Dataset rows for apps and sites
_ _ _ _ _ _ _

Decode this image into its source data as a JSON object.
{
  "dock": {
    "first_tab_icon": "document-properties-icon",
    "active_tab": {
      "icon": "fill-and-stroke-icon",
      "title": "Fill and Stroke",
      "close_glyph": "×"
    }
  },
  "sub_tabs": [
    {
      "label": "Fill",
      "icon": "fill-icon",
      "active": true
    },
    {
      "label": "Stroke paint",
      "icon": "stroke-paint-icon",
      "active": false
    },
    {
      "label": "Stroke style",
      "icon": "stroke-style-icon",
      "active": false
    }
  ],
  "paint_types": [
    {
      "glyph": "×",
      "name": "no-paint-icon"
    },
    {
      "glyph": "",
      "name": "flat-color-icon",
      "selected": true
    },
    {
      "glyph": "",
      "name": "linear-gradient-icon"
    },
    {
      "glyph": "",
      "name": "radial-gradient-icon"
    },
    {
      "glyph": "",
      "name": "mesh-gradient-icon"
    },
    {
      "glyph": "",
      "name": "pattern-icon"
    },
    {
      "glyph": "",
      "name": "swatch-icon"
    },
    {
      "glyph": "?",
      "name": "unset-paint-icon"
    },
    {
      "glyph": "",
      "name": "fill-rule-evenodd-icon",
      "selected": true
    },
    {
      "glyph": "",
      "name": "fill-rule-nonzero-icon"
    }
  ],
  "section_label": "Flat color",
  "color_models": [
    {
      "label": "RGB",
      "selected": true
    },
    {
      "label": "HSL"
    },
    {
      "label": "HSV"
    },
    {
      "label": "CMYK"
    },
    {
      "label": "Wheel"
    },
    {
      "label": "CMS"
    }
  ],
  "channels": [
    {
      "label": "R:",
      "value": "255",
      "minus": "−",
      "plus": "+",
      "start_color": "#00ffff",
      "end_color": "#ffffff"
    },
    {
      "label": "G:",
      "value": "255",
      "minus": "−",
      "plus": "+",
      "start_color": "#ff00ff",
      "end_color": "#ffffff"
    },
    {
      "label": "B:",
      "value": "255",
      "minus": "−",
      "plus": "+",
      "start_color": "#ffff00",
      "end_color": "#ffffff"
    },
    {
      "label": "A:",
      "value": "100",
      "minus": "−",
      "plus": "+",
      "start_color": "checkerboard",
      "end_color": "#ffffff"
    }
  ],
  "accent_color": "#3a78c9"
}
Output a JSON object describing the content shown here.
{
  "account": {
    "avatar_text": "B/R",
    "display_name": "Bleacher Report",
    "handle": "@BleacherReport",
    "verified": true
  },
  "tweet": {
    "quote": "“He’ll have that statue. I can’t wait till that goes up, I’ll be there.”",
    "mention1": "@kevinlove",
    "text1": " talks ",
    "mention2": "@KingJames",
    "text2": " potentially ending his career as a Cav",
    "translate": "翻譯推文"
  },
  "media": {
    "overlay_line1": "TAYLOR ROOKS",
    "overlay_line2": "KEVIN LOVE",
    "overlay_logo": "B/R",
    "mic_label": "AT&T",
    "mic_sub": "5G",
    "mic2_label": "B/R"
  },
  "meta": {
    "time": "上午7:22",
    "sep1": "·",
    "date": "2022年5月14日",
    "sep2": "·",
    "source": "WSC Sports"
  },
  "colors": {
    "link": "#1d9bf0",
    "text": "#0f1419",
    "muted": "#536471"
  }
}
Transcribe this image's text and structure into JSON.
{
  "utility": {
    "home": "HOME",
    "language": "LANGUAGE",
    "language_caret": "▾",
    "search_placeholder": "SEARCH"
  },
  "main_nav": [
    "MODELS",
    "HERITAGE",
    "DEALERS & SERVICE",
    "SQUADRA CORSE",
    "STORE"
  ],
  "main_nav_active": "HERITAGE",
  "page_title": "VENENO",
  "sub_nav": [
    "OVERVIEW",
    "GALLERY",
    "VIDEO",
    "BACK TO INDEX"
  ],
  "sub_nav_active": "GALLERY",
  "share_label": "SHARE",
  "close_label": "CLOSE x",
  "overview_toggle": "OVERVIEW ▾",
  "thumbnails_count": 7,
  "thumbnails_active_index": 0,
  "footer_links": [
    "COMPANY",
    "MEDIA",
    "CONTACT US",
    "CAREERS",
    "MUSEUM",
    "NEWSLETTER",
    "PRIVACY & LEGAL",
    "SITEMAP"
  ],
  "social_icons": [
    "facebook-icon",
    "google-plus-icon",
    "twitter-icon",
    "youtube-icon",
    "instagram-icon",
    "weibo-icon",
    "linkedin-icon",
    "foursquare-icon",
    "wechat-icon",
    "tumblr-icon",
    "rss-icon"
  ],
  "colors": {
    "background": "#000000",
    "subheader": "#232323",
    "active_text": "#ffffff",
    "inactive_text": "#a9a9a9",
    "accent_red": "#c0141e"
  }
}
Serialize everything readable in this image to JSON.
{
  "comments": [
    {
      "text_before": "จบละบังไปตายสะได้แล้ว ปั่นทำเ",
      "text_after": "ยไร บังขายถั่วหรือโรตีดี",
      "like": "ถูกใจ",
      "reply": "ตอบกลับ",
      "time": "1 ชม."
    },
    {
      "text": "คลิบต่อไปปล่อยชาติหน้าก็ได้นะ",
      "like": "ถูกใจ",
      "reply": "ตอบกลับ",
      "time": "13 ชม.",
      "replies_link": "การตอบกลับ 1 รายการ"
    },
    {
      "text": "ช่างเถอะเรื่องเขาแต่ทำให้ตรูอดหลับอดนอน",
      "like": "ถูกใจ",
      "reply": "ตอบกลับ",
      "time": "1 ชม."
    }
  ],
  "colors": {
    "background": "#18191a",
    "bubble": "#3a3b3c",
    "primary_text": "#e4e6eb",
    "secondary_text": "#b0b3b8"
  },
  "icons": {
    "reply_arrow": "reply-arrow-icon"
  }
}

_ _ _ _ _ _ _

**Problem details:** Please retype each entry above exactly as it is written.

**Answer area:**
Decode this image into its source data as a JSON object.
{
  "dock": {
    "first_tab_icon": "document-properties-icon",
    "active_tab": {
      "icon": "fill-and-stroke-icon",
      "title": "Fill and Stroke",
      "close_glyph": "×"
    }
  },
  "sub_tabs": [
    {
      "label": "Fill",
      "icon": "fill-icon",
      "active": true
    },
    {
      "label": "Stroke paint",
      "icon": "stroke-paint-icon",
      "active": false
    },
    {
      "label": "Stroke style",
      "icon": "stroke-style-icon",
      "active": false
    }
  ],
  "paint_types": [
    {
      "glyph": "×",
      "name": "no-paint-icon"
    },
    {
      "glyph": "",
      "name": "flat-color-icon",
      "selected": true
    },
    {
      "glyph": "",
      "name": "linear-gradient-icon"
    },
    {
      "glyph": "",
      "name": "radial-gradient-icon"
    },
    {
      "glyph": "",
      "name": "mesh-gradient-icon"
    },
    {
      "glyph": "",
      "name": "pattern-icon"
    },
    {
      "glyph": "",
      "name": "swatch-icon"
    },
    {
      "glyph": "?",
      "name": "unset-paint-icon"
    },
    {
      "glyph": "",
      "name": "fill-rule-evenodd-icon",
      "selected": true
    },
    {
      "glyph": "",
      "name": "fill-rule-nonzero-icon"
    }
  ],
  "section_label": "Flat color",
  "color_models": [
    {
      "label": "RGB",
      "selected": true
    },
    {
      "label": "HSL"
    },
    {
      "label": "HSV"
    },
    {
      "label": "CMYK"
    },
    {
      "label": "Wheel"
    },
    {
      "label": "CMS"
    }
  ],
  "channels": [
    {
      "label": "R:",
      "value": "255",
      "minus": "−",
      "plus": "+",
      "start_color": "#00ffff",
      "end_color": "#ffffff"
    },
    {
      "label": "G:",
      "value": "255",
      "minus": "−",
      "plus": "+",
      "start_color": "#ff00ff",
      "end_color": "#ffffff"
    },
    {
      "label": "B:",
      "value": "255",
      "minus": "−",
      "plus": "+",
      "start_color": "#ffff00",
      "end_color": "#ffffff"
    },
    {
      "label": "A:",
      "value": "100",
      "minus": "−",
      "plus": "+",
      "start_color": "checkerboard",
      "end_color": "#ffffff"
    }
  ],
  "accent_color": "#3a78c9"
}
Output a JSON object describing the content shown here.
{
  "account": {
    "avatar_text": "B/R",
    "display_name": "Bleacher Report",
    "handle": "@BleacherReport",
    "verified": true
  },
  "tweet": {
    "quote": "“He’ll have that statue. I can’t wait till that goes up, I’ll be there.”",
    "mention1": "@kevinlove",
    "text1": " talks ",
    "mention2": "@KingJames",
    "text2": " potentially ending his career as a Cav",
    "translate": "翻譯推文"
  },
  "media": {
    "overlay_line1": "TAYLOR ROOKS",
    "overlay_line2": "KEVIN LOVE",
    "overlay_logo": "B/R",
    "mic_label": "AT&T",
    "mic_sub": "5G",
    "mic2_label": "B/R"
  },
  "meta": {
    "time": "上午7:22",
    "sep1": "·",
    "date": "2022年5月14日",
    "sep2": "·",
    "source": "WSC Sports"
  },
  "colors": {
    "link": "#1d9bf0",
    "text": "#0f1419",
    "muted": "#536471"
  }
}
Transcribe this image's text and structure into JSON.
{
  "utility": {
    "home": "HOME",
    "language": "LANGUAGE",
    "language_caret": "▾",
    "search_placeholder": "SEARCH"
  },
  "main_nav": [
    "MODELS",
    "HERITAGE",
    "DEALERS & SERVICE",
    "SQUADRA CORSE",
    "STORE"
  ],
  "main_nav_active": "HERITAGE",
  "page_title": "VENENO",
  "sub_nav": [
    "OVERVIEW",
    "GALLERY",
    "VIDEO",
    "BACK TO INDEX"
  ],
  "sub_nav_active": "GALLERY",
  "share_label": "SHARE",
  "close_label": "CLOSE x",
  "overview_toggle": "OVERVIEW ▾",
  "thumbnails_count": 7,
  "thumbnails_active_index": 0,
  "footer_links": [
    "COMPANY",
    "MEDIA",
    "CONTACT US",
    "CAREERS",
    "MUSEUM",
    "NEWSLETTER",
    "PRIVACY & LEGAL",
    "SITEMAP"
  ],
  "social_icons": [
    "facebook-icon",
    "google-plus-icon",
    "twitter-icon",
    "youtube-icon",
    "instagram-icon",
    "weibo-icon",
    "linkedin-icon",
    "foursquare-icon",
    "wechat-icon",
    "tumblr-icon",
    "rss-icon"
  ],
  "colors": {
    "background": "#000000",
    "subheader": "#232323",
    "active_text": "#ffffff",
    "inactive_text": "#a9a9a9",
    "accent_red": "#c0141e"
  }
}
Serialize everything readable in this image to JSON.
{
  "comments": [
    {
      "text_before": "จบละบังไปตายสะได้แล้ว ปั่นทำเ",
      "text_after": "ยไร บังขายถั่วหรือโรตีดี",
      "like": "ถูกใจ",
      "reply": "ตอบกลับ",
      "time": "1 ชม."
    },
    {
      "text": "คลิบต่อไปปล่อยชาติหน้าก็ได้นะ",
      "like": "ถูกใจ",
      "reply": "ตอบกลับ",
      "time": "13 ชม.",
      "replies_link": "การตอบกลับ 1 รายการ"
    },
    {
      "text": "ช่างเถอะเรื่องเขาแต่ทำให้ตรูอดหลับอดนอน",
      "like": "ถูกใจ",
      "reply": "ตอบกลับ",
      "time": "1 ชม."
    }
  ],
  "colors": {
    "background": "#18191a",
    "bubble": "#3a3b3c",
    "primary_text": "#e4e6eb",
    "secondary_text": "#b0b3b8"
  },
  "icons": {
    "reply_arrow": "reply-arrow-icon"
  }
}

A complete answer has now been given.